- _WHAT YOU HAVE TO DO_
For every line in the data below that contains "your", copy the line.

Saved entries
________________________

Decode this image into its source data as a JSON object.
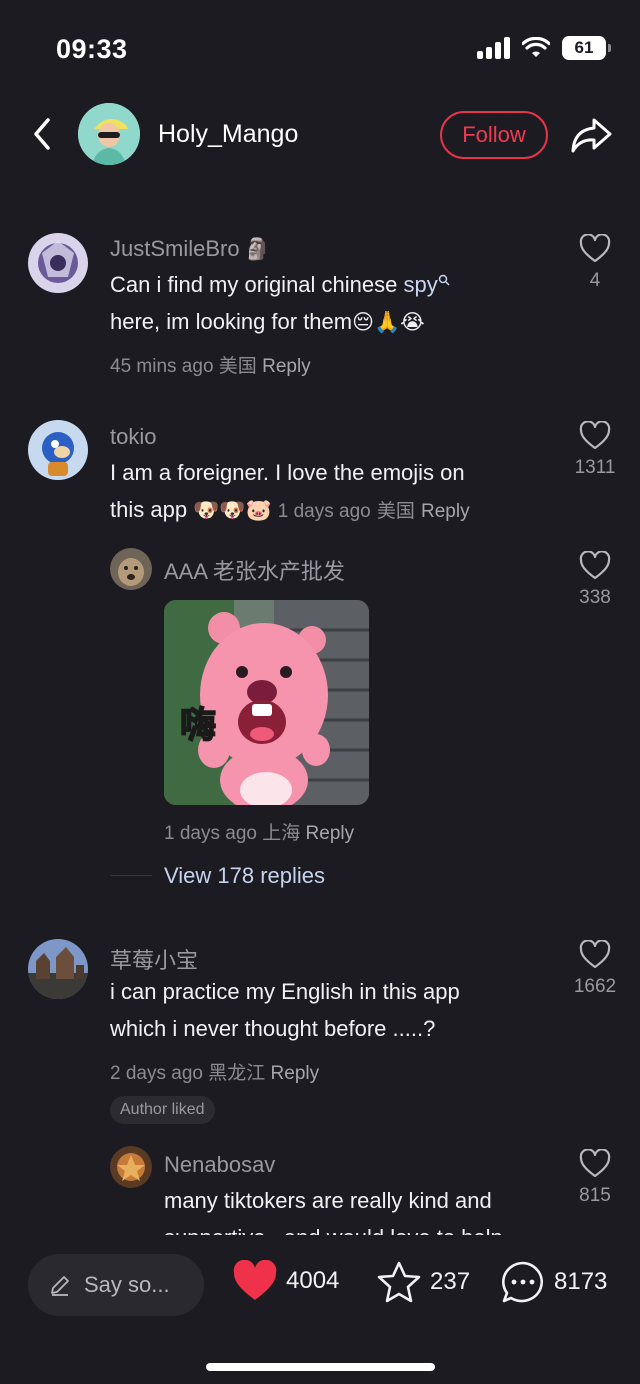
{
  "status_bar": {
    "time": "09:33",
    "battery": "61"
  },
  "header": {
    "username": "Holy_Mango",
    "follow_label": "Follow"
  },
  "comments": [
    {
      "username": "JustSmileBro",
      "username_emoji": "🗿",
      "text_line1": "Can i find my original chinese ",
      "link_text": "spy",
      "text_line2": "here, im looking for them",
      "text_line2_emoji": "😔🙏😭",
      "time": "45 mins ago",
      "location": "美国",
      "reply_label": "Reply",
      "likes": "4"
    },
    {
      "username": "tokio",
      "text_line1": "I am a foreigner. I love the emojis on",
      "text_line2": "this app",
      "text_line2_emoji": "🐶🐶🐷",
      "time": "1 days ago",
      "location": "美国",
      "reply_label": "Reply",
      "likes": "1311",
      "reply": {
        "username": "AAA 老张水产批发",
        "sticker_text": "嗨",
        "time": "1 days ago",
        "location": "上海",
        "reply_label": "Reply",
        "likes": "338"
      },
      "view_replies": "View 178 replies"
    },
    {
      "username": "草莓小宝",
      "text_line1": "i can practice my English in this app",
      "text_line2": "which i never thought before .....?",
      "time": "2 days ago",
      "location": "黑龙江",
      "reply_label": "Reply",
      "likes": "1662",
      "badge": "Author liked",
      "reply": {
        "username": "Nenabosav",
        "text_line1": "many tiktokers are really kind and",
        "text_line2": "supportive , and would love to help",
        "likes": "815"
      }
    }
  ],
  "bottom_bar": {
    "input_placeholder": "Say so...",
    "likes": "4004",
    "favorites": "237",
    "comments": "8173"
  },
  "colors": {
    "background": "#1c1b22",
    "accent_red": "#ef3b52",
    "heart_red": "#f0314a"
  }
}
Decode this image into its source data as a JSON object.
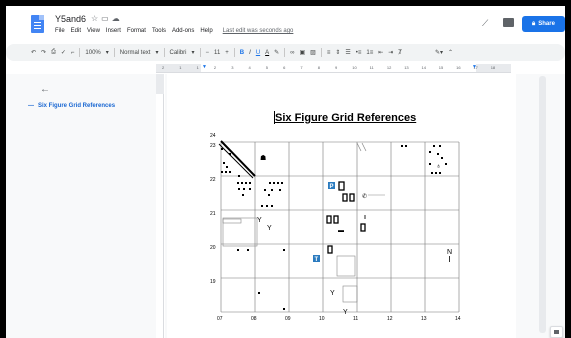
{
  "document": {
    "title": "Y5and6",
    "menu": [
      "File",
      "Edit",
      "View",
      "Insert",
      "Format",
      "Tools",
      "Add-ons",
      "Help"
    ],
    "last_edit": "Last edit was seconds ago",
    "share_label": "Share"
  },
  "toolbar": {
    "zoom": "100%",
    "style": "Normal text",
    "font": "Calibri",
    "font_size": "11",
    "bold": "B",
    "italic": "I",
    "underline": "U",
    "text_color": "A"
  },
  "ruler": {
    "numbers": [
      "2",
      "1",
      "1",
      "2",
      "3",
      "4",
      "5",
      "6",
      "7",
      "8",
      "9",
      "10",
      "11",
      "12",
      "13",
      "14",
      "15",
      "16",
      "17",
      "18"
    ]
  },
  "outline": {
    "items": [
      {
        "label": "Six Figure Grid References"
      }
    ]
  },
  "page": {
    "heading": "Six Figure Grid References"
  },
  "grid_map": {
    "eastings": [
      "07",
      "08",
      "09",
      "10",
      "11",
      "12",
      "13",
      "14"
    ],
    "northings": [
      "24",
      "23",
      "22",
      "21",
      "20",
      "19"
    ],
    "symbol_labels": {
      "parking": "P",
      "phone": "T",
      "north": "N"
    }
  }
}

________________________

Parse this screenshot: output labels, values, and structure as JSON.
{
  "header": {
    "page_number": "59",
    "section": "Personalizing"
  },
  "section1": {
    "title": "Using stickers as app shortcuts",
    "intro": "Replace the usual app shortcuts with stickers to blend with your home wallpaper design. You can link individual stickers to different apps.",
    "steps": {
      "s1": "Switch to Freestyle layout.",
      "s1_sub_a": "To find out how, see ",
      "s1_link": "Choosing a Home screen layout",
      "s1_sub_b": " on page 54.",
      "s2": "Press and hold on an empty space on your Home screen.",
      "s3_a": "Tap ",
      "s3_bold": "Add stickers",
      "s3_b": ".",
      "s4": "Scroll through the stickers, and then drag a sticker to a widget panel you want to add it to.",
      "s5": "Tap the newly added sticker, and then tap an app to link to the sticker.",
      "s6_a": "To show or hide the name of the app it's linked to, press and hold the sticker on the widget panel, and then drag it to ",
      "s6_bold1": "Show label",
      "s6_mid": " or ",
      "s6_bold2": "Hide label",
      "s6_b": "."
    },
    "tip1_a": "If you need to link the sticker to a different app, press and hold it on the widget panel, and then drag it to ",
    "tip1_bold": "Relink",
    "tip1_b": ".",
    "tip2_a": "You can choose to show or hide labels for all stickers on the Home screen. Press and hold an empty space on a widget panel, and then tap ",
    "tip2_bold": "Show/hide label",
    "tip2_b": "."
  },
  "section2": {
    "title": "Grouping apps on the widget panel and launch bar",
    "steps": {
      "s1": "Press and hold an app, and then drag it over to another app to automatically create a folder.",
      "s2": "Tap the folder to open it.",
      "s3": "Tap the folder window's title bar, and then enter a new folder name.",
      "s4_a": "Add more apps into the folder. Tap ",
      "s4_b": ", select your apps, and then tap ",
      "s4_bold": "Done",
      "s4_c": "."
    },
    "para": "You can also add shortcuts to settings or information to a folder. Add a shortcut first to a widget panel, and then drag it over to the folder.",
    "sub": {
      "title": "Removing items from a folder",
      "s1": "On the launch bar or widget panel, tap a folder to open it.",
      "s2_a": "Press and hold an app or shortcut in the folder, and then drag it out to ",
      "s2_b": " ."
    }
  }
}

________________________

- _EXERCISE SOLUTION_
    "intro": "Replace the usual app shortcuts with stickers to blend with your home wallpaper design. You can link individual stickers to different apps.",
      "s2": "Press and hold on an empty space on your Home screen.",
      "s4_b": ", select your apps, and then tap ",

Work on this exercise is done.